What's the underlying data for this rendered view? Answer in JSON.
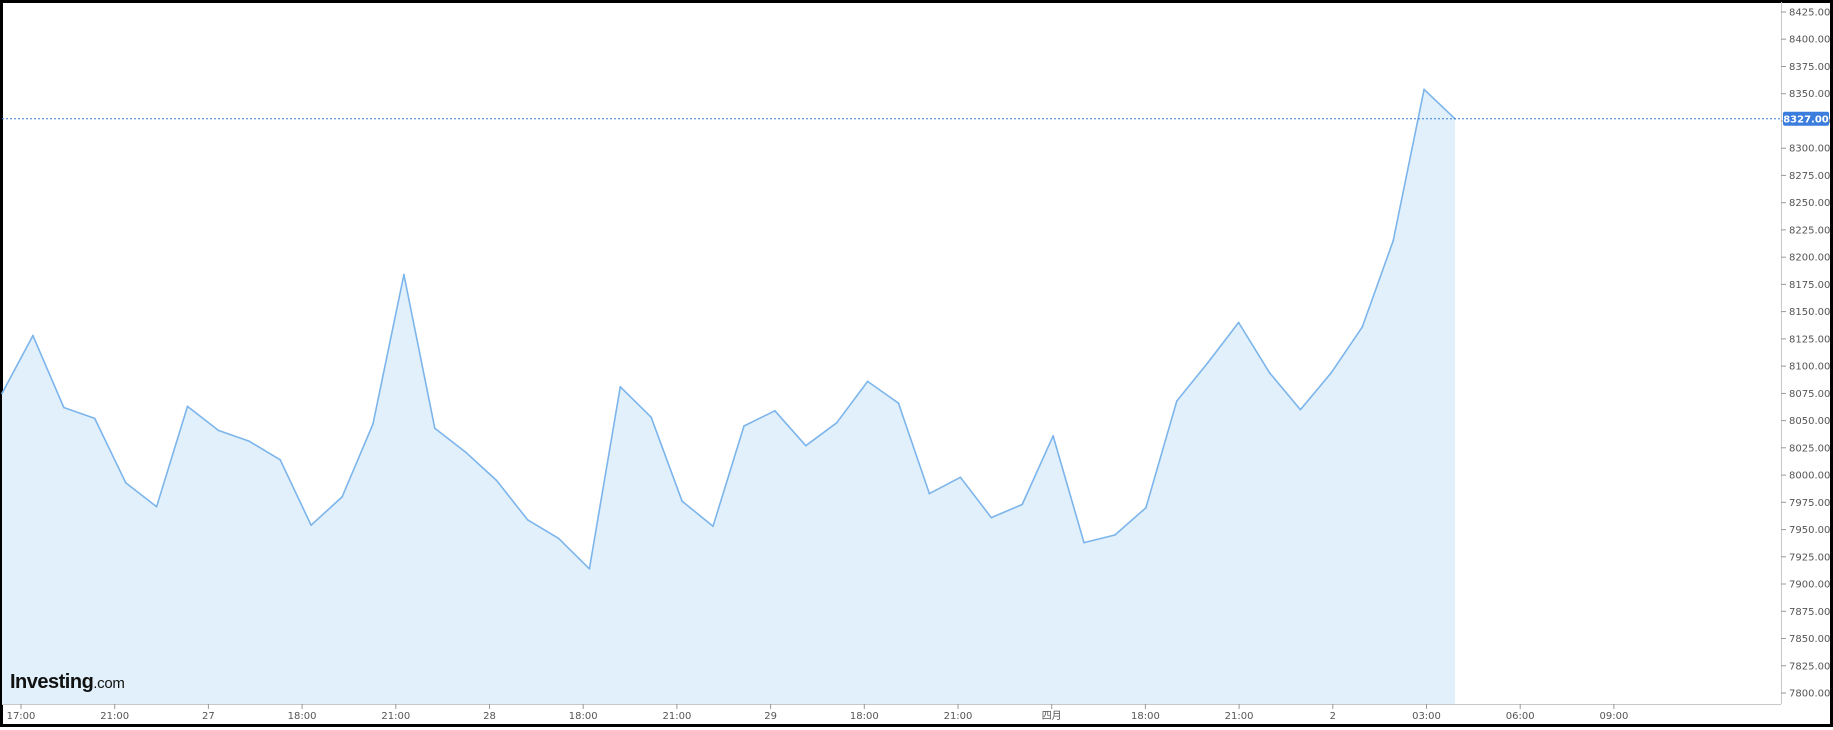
{
  "logo": {
    "brand": "Investing",
    "suffix": ".com"
  },
  "colors": {
    "line": "#7cb5ec",
    "fill": "#e1f0fa",
    "current_price_line": "#3b7ddd",
    "current_price_badge": "#3b7ddd",
    "border": "#000000"
  },
  "chart_data": {
    "type": "area",
    "title": "",
    "xlabel": "",
    "ylabel": "",
    "ylim": [
      7800,
      8425
    ],
    "grid": false,
    "y_axis_side": "right",
    "y_ticks": [
      "8425.00",
      "8400.00",
      "8375.00",
      "8350.00",
      "8325.00",
      "8300.00",
      "8275.00",
      "8250.00",
      "8225.00",
      "8200.00",
      "8175.00",
      "8150.00",
      "8125.00",
      "8100.00",
      "8075.00",
      "8050.00",
      "8025.00",
      "8000.00",
      "7975.00",
      "7950.00",
      "7925.00",
      "7900.00",
      "7875.00",
      "7850.00",
      "7825.00",
      "7800.00"
    ],
    "x_ticks": [
      "17:00",
      "21:00",
      "27",
      "18:00",
      "21:00",
      "28",
      "18:00",
      "21:00",
      "29",
      "18:00",
      "21:00",
      "四月",
      "18:00",
      "21:00",
      "2",
      "03:00",
      "06:00",
      "09:00"
    ],
    "current_value": 8327.0,
    "current_value_label": "8327.00",
    "series": [
      {
        "values": [
          8075,
          8128,
          8062,
          8052,
          7993,
          7971,
          8063,
          8041,
          8031,
          8014,
          7954,
          7980,
          8047,
          8184,
          8043,
          8021,
          7995,
          7959,
          7942,
          7914,
          8081,
          8053,
          7976,
          7953,
          8045,
          8059,
          8027,
          8048,
          8086,
          8066,
          7983,
          7998,
          7961,
          7973,
          8036,
          7938,
          7945,
          7970,
          8068,
          8103,
          8140,
          8094,
          8060,
          8094,
          8136,
          8215,
          8354,
          8327
        ]
      }
    ]
  }
}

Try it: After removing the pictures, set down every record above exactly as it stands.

Expected answer:
What's the underlying data for this rendered view? Answer in JSON.
{
  "logo": {
    "brand": "Investing",
    "suffix": ".com"
  },
  "colors": {
    "line": "#7cb5ec",
    "fill": "#e1f0fa",
    "current_price_line": "#3b7ddd",
    "current_price_badge": "#3b7ddd",
    "border": "#000000"
  },
  "chart_data": {
    "type": "area",
    "title": "",
    "xlabel": "",
    "ylabel": "",
    "ylim": [
      7800,
      8425
    ],
    "grid": false,
    "y_axis_side": "right",
    "y_ticks": [
      "8425.00",
      "8400.00",
      "8375.00",
      "8350.00",
      "8325.00",
      "8300.00",
      "8275.00",
      "8250.00",
      "8225.00",
      "8200.00",
      "8175.00",
      "8150.00",
      "8125.00",
      "8100.00",
      "8075.00",
      "8050.00",
      "8025.00",
      "8000.00",
      "7975.00",
      "7950.00",
      "7925.00",
      "7900.00",
      "7875.00",
      "7850.00",
      "7825.00",
      "7800.00"
    ],
    "x_ticks": [
      "17:00",
      "21:00",
      "27",
      "18:00",
      "21:00",
      "28",
      "18:00",
      "21:00",
      "29",
      "18:00",
      "21:00",
      "四月",
      "18:00",
      "21:00",
      "2",
      "03:00",
      "06:00",
      "09:00"
    ],
    "current_value": 8327.0,
    "current_value_label": "8327.00",
    "series": [
      {
        "values": [
          8075,
          8128,
          8062,
          8052,
          7993,
          7971,
          8063,
          8041,
          8031,
          8014,
          7954,
          7980,
          8047,
          8184,
          8043,
          8021,
          7995,
          7959,
          7942,
          7914,
          8081,
          8053,
          7976,
          7953,
          8045,
          8059,
          8027,
          8048,
          8086,
          8066,
          7983,
          7998,
          7961,
          7973,
          8036,
          7938,
          7945,
          7970,
          8068,
          8103,
          8140,
          8094,
          8060,
          8094,
          8136,
          8215,
          8354,
          8327
        ]
      }
    ]
  }
}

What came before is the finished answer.